Die Welt: Do counter-tenors have to think earlier about their future after their singing career (as other kinds of singers)?
Jaroussky: Our voices seldom last until the age of sixty, as experience shows. So one really needs to have a forward-looking strategy even when one’s vocal apparatus still works completely fine. Going forward, I will use my middle range to a greater degree. And for instance I still want to make a program with art songs (Kunstliedern) of the Romantic period. In terms of music there lies an entirely different world that really pushed me forward enormously.
Die Welt: Will counter-tenors be totally normal (natural) in 20 years’ time?
Jaroussky: Never. Of course when it comes to education we are a voice category like any other. The audience has got used to our sound. And now we also have many more brave boys (than before) who already start their career as sopranists, so that today I would really have to make an effort with my former technique. But the castrato repertory really is something unusual, and the audience will always feel something special when a man can sing so high. And one really has to acknowledge that.

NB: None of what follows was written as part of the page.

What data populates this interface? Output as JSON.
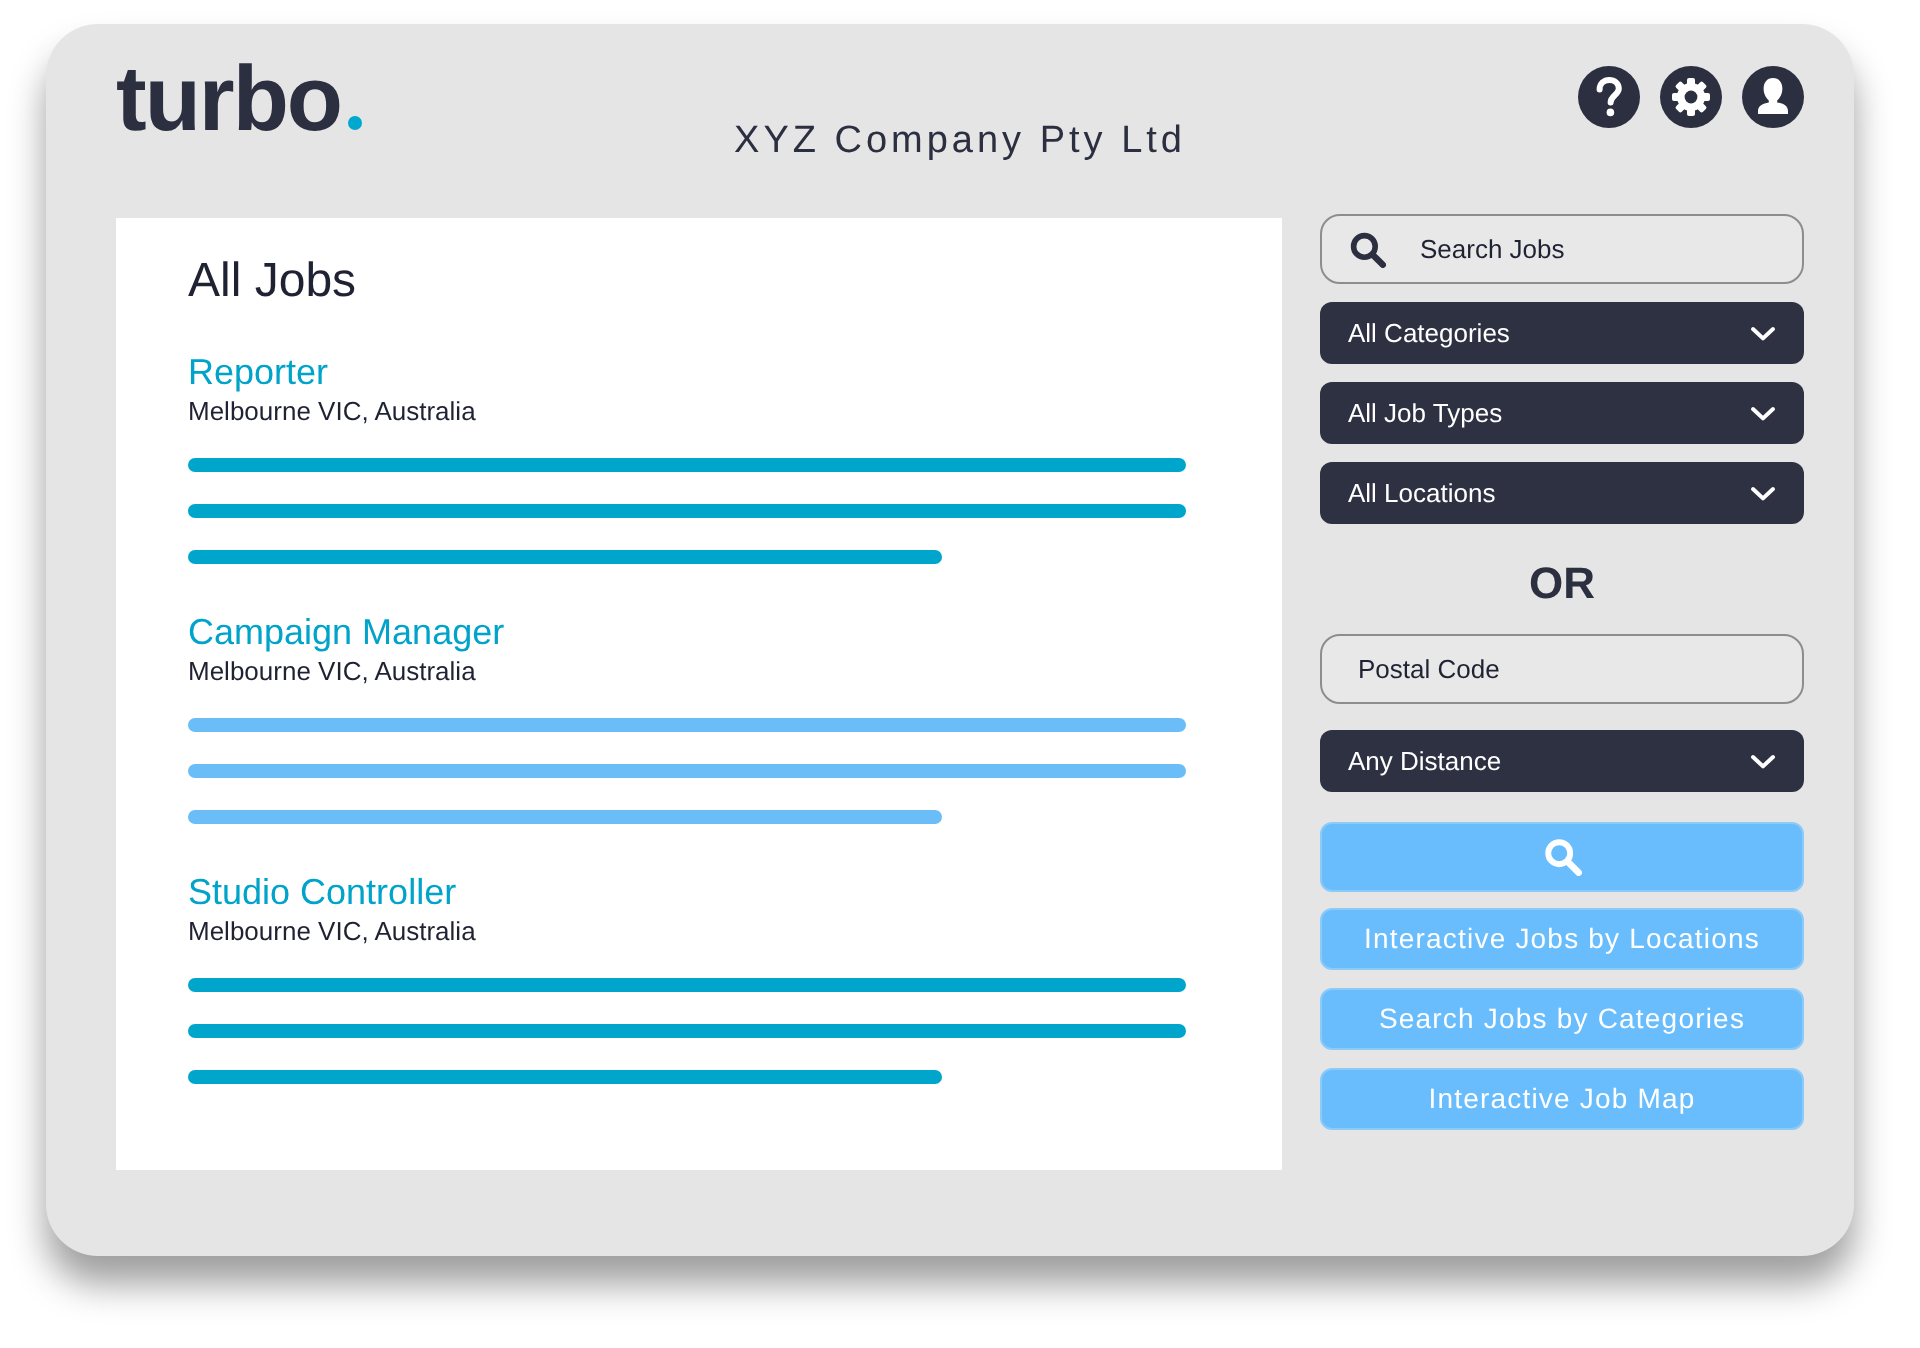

Die Welt: How did you tempt Cecilia Bartoli to participate in your CD?
Jaroussky: We like each other a lot, and our voices go together well, but I am shy, and for a long time I didn’t dare to ask her. And then she said “Yes” on the spot! But of course, she had also asked me regarding her Steffani project. And please don’t pass it on: In order for us to realize this project so quickly, we sang for each other for free, renouncing any rights to it. Or else our record companies would still be negotiating, and we would have lost interest long ago.

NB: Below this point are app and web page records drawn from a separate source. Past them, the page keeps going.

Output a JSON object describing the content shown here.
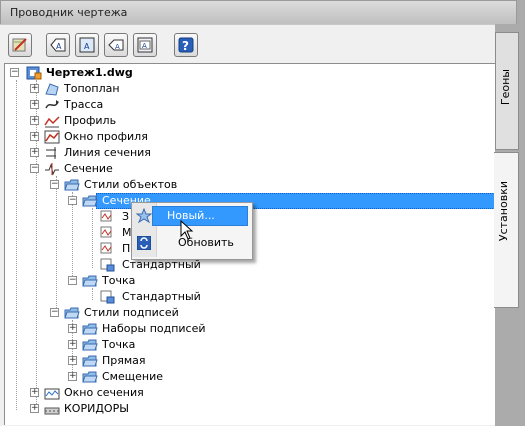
{
  "title": "Проводник чертежа",
  "toolbar": {
    "buttons": [
      {
        "name": "drawing-settings-button",
        "icon": "pencil-edit-icon"
      },
      {
        "name": "style-button-1",
        "icon": "style-tag-icon"
      },
      {
        "name": "style-button-2",
        "icon": "style-tag-icon"
      },
      {
        "name": "style-button-3",
        "icon": "style-tag-icon"
      },
      {
        "name": "style-button-4",
        "icon": "style-tag-icon"
      },
      {
        "name": "help-button",
        "icon": "help-icon",
        "label": "?"
      }
    ]
  },
  "tree": {
    "root": "Чертеж1.dwg",
    "items": {
      "topoplan": "Топоплан",
      "trassa": "Трасса",
      "profil": "Профиль",
      "okno_profilya": "Окно профиля",
      "liniya_secheniya": "Линия сечения",
      "sechenie": "Сечение",
      "stili_obektov": "Стили объектов",
      "sechenie_child": "Сечение",
      "child_1": "З",
      "child_2": "М",
      "child_3": "П",
      "standartny_1": "Стандартный",
      "tochka": "Точка",
      "standartny_2": "Стандартный",
      "stili_podpisey": "Стили подписей",
      "nabory_podpisey": "Наборы подписей",
      "tochka_2": "Точка",
      "pryamaya": "Прямая",
      "smeshchenie": "Смещение",
      "okno_secheniya": "Окно сечения",
      "koridory": "КОРИДОРЫ"
    }
  },
  "tabs": {
    "geony": "Геоны",
    "ustanovki": "Установки"
  },
  "context_menu": {
    "new": "Новый...",
    "refresh": "Обновить"
  },
  "colors": {
    "selection": "#3399ff",
    "background": "#ababab",
    "panel": "#f0f0f0"
  }
}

Die Welt: What will come after Porpora?
Jaroussky: A crazy project with the queer (meaning a little weird) Christina Pluhar, and before that Pergolesi’s Stabat Mater with the extraordinary Julia Leshneva. That is totally pure, we really sound like two children in that.